#### DATA EXTRACT
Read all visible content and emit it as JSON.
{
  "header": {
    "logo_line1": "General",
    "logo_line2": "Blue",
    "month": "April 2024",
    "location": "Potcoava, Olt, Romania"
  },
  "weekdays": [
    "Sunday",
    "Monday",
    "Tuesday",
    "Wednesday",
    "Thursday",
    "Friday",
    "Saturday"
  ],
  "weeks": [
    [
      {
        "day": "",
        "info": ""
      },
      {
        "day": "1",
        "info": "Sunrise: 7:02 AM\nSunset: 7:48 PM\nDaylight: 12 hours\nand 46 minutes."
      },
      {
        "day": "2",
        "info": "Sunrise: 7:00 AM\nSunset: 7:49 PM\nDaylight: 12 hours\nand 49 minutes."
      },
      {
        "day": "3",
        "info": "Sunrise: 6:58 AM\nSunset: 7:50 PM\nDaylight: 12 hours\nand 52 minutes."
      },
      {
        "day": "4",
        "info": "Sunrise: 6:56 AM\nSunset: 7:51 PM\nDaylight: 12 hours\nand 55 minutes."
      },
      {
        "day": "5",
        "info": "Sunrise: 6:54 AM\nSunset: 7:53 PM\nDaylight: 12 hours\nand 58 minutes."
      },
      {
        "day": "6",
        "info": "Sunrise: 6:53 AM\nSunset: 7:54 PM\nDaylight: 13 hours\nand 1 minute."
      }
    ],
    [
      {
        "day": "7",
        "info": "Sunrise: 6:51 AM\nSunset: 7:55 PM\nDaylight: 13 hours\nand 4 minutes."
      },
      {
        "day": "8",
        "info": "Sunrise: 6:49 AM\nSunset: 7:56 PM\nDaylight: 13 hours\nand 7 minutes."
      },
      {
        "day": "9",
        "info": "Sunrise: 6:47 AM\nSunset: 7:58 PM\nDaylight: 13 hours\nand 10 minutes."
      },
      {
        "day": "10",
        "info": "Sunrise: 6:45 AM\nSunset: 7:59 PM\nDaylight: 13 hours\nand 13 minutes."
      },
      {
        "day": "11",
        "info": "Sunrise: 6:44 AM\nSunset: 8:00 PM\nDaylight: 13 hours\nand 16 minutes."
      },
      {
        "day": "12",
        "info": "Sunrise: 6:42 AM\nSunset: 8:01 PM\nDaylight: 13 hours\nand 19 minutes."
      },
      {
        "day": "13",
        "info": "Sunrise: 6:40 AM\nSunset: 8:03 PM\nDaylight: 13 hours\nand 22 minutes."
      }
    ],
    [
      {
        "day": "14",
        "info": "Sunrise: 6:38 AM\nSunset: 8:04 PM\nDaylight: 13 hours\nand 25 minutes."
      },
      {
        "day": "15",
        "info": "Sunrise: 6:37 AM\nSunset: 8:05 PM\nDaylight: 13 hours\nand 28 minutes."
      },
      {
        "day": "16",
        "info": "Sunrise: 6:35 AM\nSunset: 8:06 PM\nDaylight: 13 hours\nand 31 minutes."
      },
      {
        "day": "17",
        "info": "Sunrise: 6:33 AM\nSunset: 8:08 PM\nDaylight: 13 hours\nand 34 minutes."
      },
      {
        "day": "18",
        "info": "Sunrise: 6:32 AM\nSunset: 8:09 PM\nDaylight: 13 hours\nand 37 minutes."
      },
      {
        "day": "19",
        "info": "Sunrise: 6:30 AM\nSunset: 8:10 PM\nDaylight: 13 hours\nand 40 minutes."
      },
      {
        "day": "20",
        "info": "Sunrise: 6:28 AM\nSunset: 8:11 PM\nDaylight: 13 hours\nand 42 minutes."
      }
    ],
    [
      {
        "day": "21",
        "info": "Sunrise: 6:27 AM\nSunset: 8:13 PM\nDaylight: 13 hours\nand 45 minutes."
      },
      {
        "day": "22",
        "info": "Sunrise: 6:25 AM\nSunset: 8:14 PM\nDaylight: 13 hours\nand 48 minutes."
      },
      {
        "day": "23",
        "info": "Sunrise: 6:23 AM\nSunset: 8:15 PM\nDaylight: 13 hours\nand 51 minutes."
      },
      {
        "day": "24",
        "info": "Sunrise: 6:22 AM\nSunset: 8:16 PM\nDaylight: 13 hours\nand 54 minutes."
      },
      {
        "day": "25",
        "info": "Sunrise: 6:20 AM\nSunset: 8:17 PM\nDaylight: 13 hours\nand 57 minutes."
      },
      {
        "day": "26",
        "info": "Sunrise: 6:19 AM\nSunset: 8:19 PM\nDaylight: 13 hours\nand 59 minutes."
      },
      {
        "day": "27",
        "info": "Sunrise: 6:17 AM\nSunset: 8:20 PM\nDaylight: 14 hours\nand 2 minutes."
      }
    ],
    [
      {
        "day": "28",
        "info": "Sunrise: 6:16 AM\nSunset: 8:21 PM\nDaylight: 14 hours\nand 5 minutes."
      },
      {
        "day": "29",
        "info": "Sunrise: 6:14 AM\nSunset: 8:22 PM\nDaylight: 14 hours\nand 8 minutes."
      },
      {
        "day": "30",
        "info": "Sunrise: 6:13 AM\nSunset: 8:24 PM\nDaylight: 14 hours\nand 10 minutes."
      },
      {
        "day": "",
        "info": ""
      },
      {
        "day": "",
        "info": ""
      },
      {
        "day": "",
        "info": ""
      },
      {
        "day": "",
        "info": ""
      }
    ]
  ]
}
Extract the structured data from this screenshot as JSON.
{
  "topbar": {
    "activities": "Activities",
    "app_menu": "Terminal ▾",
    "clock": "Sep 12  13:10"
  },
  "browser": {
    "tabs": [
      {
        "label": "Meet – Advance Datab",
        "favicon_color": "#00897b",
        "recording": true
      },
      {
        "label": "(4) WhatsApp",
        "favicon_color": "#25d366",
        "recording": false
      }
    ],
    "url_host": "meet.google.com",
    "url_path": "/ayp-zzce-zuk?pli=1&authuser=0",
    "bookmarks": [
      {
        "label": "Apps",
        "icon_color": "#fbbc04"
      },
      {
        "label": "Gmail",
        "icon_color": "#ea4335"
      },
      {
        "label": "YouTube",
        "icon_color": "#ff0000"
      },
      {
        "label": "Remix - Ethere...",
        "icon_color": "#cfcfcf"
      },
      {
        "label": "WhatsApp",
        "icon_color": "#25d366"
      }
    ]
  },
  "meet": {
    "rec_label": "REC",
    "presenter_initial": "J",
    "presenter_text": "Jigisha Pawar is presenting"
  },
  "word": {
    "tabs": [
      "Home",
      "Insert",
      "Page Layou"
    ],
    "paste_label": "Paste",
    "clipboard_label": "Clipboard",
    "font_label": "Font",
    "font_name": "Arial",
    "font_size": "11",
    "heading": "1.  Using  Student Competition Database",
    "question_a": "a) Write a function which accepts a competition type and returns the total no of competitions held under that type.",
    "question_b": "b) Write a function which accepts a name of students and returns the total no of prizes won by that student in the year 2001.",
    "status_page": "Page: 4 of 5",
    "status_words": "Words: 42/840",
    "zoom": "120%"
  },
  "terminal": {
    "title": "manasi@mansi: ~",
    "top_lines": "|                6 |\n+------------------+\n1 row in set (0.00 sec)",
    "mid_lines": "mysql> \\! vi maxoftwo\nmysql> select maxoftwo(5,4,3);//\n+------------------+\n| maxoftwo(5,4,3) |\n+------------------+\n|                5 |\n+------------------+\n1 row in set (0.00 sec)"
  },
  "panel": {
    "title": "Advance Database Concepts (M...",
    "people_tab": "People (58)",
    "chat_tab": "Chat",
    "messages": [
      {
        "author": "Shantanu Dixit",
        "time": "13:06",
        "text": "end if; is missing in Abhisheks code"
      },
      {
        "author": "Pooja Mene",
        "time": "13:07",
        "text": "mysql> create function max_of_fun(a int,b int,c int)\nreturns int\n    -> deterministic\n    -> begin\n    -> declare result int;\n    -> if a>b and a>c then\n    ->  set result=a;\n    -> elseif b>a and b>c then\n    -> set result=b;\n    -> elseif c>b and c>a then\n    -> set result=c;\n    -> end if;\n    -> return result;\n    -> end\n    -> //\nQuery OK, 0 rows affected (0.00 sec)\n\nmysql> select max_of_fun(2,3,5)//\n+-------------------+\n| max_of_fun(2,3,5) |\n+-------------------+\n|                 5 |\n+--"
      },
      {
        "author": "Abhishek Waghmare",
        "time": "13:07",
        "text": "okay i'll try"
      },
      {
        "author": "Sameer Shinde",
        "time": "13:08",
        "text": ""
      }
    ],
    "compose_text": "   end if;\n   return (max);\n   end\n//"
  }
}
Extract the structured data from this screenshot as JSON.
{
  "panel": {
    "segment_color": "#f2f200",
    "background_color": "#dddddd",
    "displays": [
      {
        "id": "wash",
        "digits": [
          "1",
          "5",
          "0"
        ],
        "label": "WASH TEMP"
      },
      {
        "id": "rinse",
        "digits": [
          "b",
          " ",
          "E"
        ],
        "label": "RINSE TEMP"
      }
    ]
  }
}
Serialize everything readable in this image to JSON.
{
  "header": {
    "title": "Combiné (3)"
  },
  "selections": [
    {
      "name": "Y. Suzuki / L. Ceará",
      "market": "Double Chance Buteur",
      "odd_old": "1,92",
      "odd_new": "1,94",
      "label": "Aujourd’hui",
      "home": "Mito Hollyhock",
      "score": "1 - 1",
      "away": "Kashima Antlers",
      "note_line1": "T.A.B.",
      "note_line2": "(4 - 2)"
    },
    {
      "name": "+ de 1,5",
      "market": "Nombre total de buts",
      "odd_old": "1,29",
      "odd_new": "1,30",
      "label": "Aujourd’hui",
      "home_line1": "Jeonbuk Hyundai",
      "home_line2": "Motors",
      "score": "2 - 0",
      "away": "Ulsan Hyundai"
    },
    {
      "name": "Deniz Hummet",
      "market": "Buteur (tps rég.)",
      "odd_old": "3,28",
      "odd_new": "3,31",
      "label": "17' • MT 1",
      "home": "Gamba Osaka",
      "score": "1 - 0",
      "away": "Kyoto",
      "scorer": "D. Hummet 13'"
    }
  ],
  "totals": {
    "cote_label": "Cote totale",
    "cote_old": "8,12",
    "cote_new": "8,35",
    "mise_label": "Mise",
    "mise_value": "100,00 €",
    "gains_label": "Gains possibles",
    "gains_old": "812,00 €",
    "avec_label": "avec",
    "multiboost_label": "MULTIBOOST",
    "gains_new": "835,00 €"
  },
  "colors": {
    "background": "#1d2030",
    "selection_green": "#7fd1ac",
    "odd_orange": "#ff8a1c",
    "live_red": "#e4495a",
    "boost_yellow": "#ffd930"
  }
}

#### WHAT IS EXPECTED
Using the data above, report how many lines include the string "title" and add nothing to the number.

#### SOLUTION
3